▶ **Action item**
Each record is to be reproduced verbatim.

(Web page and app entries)
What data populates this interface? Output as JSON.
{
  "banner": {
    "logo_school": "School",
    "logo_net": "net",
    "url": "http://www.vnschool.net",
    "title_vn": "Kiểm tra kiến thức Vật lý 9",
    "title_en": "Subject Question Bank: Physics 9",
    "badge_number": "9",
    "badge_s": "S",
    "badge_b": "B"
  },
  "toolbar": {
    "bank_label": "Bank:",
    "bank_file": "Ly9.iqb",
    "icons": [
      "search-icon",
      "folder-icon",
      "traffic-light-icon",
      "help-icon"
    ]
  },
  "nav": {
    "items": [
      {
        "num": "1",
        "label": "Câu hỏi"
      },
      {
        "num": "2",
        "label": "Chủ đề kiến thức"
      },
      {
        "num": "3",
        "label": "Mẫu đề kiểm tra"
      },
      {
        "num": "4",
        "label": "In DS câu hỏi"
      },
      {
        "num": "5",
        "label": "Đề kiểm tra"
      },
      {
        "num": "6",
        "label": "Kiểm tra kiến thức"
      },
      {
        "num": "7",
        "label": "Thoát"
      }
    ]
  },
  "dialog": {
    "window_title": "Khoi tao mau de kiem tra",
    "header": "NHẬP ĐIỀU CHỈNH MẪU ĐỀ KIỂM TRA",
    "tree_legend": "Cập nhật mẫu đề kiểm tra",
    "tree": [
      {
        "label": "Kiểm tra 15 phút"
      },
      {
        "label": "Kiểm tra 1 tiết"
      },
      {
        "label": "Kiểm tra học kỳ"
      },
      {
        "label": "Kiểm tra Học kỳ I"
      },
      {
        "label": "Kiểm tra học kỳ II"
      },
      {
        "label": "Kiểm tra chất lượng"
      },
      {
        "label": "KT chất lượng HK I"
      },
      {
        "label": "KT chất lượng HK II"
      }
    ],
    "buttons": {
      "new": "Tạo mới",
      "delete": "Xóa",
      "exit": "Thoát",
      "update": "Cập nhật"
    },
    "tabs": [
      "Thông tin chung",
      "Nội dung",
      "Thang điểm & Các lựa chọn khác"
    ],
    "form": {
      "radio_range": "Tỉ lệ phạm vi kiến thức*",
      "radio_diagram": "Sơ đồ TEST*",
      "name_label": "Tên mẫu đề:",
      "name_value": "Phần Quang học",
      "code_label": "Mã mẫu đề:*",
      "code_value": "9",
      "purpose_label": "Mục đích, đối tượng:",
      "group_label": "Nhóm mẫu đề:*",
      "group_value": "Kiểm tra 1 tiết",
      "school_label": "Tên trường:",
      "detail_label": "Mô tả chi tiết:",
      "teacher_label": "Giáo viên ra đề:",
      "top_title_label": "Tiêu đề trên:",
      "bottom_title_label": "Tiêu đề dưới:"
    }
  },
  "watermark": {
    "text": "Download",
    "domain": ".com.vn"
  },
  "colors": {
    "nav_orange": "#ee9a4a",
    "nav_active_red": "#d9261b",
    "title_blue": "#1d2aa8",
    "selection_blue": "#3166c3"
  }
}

▶ **Response for this exercise**
What data populates this interface? Output as JSON.
{
  "banner": {
    "logo_school": "School",
    "logo_net": "net",
    "url": "http://www.vnschool.net",
    "title_vn": "Kiểm tra kiến thức Vật lý 9",
    "title_en": "Subject Question Bank: Physics 9",
    "badge_number": "9",
    "badge_s": "S",
    "badge_b": "B"
  },
  "toolbar": {
    "bank_label": "Bank:",
    "bank_file": "Ly9.iqb",
    "icons": [
      "search-icon",
      "folder-icon",
      "traffic-light-icon",
      "help-icon"
    ]
  },
  "nav": {
    "items": [
      {
        "num": "1",
        "label": "Câu hỏi"
      },
      {
        "num": "2",
        "label": "Chủ đề kiến thức"
      },
      {
        "num": "3",
        "label": "Mẫu đề kiểm tra"
      },
      {
        "num": "4",
        "label": "In DS câu hỏi"
      },
      {
        "num": "5",
        "label": "Đề kiểm tra"
      },
      {
        "num": "6",
        "label": "Kiểm tra kiến thức"
      },
      {
        "num": "7",
        "label": "Thoát"
      }
    ]
  },
  "dialog": {
    "window_title": "Khoi tao mau de kiem tra",
    "header": "NHẬP ĐIỀU CHỈNH MẪU ĐỀ KIỂM TRA",
    "tree_legend": "Cập nhật mẫu đề kiểm tra",
    "tree": [
      {
        "label": "Kiểm tra 15 phút"
      },
      {
        "label": "Kiểm tra 1 tiết"
      },
      {
        "label": "Kiểm tra học kỳ"
      },
      {
        "label": "Kiểm tra Học kỳ I"
      },
      {
        "label": "Kiểm tra học kỳ II"
      },
      {
        "label": "Kiểm tra chất lượng"
      },
      {
        "label": "KT chất lượng HK I"
      },
      {
        "label": "KT chất lượng HK II"
      }
    ],
    "buttons": {
      "new": "Tạo mới",
      "delete": "Xóa",
      "exit": "Thoát",
      "update": "Cập nhật"
    },
    "tabs": [
      "Thông tin chung",
      "Nội dung",
      "Thang điểm & Các lựa chọn khác"
    ],
    "form": {
      "radio_range": "Tỉ lệ phạm vi kiến thức*",
      "radio_diagram": "Sơ đồ TEST*",
      "name_label": "Tên mẫu đề:",
      "name_value": "Phần Quang học",
      "code_label": "Mã mẫu đề:*",
      "code_value": "9",
      "purpose_label": "Mục đích, đối tượng:",
      "group_label": "Nhóm mẫu đề:*",
      "group_value": "Kiểm tra 1 tiết",
      "school_label": "Tên trường:",
      "detail_label": "Mô tả chi tiết:",
      "teacher_label": "Giáo viên ra đề:",
      "top_title_label": "Tiêu đề trên:",
      "bottom_title_label": "Tiêu đề dưới:"
    }
  },
  "watermark": {
    "text": "Download",
    "domain": ".com.vn"
  },
  "colors": {
    "nav_orange": "#ee9a4a",
    "nav_active_red": "#d9261b",
    "title_blue": "#1d2aa8",
    "selection_blue": "#3166c3"
  }
}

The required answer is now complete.